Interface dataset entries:
⁂
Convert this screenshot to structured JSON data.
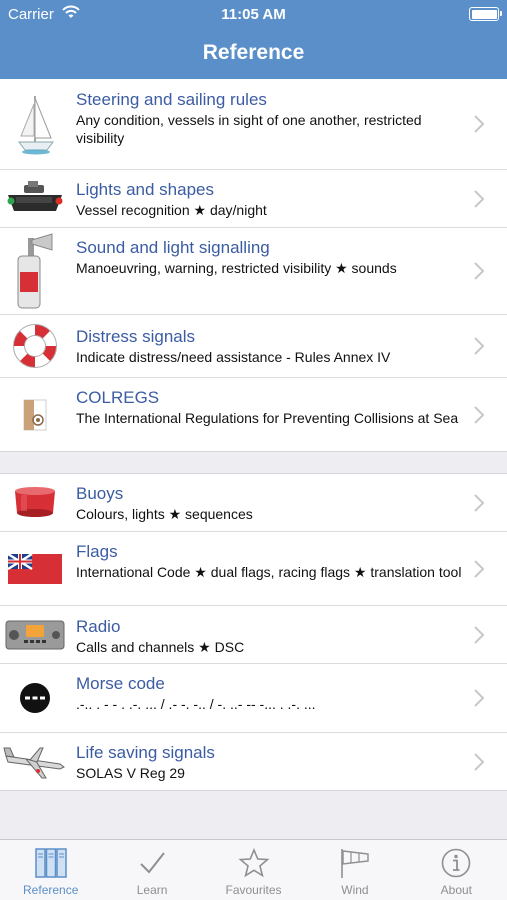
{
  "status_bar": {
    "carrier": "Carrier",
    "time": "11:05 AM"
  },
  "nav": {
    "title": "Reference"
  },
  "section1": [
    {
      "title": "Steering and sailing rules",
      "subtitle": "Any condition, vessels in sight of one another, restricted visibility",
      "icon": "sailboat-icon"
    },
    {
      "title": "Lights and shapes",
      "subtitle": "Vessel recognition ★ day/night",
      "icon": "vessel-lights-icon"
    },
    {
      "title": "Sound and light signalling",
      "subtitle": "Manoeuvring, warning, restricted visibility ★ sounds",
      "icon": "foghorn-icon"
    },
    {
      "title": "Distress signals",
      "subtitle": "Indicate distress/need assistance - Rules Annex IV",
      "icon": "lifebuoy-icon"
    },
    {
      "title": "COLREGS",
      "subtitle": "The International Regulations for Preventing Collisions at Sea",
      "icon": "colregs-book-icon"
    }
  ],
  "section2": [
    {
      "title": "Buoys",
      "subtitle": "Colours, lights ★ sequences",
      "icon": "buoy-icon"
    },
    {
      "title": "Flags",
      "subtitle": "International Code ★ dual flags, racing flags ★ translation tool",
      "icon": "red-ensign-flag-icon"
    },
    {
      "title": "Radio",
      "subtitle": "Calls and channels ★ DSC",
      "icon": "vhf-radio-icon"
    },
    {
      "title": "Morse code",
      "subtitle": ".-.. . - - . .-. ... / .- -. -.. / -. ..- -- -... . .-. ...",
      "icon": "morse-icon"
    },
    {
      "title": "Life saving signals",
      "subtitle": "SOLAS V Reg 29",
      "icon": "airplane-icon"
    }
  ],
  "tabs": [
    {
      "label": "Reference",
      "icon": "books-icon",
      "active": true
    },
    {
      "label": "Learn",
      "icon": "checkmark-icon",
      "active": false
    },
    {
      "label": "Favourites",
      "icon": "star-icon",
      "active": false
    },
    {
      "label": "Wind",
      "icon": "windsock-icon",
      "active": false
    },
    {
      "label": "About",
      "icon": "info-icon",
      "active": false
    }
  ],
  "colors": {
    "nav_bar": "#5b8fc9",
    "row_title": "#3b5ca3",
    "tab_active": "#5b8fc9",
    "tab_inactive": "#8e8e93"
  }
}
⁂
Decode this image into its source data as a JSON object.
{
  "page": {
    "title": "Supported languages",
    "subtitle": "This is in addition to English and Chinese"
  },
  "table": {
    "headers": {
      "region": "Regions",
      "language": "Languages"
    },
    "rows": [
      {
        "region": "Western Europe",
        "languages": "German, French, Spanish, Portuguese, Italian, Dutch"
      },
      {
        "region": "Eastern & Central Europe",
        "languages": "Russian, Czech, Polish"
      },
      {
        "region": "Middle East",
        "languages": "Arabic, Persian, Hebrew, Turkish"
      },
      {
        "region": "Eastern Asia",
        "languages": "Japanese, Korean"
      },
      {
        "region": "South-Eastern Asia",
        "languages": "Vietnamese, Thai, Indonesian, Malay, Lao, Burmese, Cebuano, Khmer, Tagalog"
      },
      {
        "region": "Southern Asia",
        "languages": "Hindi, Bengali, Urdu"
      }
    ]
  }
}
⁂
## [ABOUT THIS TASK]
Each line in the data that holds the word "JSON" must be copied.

## [COMPLETED EXERCISE]
Convert this screenshot to structured JSON data.
Decode this image into its source data as a JSON object.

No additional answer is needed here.